* EXERCISE DESCRIPTION:
Search the entries below for the word "scss" and copy each line that has it.

** PROVIDED DATA follows **

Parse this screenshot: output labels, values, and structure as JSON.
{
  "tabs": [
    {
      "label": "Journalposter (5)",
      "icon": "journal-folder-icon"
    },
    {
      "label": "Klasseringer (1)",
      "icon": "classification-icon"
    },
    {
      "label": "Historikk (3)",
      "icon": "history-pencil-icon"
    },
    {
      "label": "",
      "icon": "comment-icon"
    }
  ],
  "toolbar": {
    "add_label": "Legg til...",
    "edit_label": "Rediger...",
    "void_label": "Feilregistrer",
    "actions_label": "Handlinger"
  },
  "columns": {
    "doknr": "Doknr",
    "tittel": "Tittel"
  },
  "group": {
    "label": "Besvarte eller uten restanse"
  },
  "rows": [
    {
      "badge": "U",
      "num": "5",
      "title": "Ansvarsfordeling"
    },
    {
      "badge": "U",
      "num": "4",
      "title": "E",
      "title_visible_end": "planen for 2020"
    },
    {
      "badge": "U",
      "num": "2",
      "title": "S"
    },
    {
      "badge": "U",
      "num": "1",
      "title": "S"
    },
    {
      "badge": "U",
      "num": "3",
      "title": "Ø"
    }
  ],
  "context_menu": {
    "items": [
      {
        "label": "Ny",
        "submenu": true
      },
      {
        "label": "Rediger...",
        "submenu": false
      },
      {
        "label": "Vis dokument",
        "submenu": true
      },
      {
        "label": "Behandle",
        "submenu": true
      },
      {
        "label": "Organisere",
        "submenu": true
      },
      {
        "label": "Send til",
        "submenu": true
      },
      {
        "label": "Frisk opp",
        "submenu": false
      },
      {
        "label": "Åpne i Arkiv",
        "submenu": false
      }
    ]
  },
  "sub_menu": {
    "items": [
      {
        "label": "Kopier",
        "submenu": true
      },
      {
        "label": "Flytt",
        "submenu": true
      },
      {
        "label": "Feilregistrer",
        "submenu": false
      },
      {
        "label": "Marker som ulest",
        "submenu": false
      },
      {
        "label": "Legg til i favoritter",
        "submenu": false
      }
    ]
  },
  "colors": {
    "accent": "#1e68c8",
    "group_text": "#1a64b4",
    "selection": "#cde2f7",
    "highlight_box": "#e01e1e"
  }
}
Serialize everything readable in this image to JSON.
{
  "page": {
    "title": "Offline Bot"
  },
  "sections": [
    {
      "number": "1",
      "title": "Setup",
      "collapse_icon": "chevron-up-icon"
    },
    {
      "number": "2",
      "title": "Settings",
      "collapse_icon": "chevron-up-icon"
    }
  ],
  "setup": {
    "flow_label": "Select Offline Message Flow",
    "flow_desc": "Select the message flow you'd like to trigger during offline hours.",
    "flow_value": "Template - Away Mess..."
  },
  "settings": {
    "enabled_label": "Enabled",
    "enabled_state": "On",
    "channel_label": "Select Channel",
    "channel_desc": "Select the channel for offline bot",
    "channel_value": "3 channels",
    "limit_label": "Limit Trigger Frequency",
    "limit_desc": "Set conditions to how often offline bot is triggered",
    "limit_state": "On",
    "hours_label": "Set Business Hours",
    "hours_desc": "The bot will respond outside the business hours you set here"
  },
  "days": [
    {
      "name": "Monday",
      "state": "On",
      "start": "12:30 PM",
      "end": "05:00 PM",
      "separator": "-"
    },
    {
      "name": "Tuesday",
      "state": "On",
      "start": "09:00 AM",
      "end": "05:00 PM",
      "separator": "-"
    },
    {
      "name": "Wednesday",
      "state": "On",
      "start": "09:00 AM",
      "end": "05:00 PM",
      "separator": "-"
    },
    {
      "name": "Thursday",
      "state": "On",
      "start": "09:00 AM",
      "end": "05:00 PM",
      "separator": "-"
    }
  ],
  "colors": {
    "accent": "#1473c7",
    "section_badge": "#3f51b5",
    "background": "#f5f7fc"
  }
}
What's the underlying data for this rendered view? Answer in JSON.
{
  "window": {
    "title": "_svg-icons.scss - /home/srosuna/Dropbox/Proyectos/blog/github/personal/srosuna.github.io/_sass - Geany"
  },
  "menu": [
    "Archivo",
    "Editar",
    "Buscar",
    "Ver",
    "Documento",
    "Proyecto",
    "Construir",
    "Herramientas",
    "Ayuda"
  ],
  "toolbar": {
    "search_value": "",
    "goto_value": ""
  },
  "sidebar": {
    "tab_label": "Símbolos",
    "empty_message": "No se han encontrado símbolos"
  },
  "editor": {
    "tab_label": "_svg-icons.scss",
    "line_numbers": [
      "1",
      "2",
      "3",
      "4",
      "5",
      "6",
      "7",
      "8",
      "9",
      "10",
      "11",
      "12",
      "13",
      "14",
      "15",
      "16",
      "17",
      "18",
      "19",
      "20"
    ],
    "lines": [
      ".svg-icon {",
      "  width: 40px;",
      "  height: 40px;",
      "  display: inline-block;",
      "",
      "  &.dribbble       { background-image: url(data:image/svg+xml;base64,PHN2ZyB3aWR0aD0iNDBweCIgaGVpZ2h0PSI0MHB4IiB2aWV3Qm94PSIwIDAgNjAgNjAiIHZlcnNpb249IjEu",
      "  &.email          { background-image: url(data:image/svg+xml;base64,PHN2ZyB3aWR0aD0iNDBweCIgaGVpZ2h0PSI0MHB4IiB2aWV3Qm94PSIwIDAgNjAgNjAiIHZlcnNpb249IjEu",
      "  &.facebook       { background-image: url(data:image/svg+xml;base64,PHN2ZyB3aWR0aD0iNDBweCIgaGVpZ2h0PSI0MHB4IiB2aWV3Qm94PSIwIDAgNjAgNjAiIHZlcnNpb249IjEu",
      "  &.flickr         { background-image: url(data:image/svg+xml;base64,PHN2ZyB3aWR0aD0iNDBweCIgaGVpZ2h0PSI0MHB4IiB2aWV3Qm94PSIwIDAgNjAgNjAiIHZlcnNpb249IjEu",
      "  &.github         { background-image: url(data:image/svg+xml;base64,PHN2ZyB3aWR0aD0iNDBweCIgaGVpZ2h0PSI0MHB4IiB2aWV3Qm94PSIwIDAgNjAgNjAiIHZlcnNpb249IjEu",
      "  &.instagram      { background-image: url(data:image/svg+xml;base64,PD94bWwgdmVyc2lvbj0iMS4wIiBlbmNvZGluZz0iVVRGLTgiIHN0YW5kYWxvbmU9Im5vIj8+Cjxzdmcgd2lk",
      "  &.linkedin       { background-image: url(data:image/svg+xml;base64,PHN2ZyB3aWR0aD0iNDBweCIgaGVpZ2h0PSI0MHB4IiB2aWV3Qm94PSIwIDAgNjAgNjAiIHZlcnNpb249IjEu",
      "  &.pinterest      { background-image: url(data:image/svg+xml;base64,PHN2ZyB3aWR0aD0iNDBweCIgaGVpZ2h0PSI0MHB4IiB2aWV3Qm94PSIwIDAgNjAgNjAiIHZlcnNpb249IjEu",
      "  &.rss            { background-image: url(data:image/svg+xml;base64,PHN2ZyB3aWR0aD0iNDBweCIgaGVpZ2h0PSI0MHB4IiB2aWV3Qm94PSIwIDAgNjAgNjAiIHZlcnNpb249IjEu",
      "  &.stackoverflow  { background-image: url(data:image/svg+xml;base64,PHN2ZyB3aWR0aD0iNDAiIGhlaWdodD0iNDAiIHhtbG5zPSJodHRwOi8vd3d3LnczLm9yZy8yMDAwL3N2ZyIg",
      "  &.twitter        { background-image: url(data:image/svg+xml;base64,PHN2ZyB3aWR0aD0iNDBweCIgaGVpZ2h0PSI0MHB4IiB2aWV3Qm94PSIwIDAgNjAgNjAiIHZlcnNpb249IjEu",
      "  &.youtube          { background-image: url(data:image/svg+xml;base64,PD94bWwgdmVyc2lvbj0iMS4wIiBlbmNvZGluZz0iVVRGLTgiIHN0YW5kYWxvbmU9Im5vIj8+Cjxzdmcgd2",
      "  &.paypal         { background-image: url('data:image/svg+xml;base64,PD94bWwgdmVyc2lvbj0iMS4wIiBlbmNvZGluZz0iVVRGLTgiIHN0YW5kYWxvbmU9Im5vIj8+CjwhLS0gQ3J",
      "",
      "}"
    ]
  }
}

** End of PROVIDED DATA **

* RESULT BELOW:
    "title": "_svg-icons.scss - /home/srosuna/Dropbox/Proyectos/blog/github/personal/srosuna.github.io/_sass - Geany"
    "tab_label": "_svg-icons.scss",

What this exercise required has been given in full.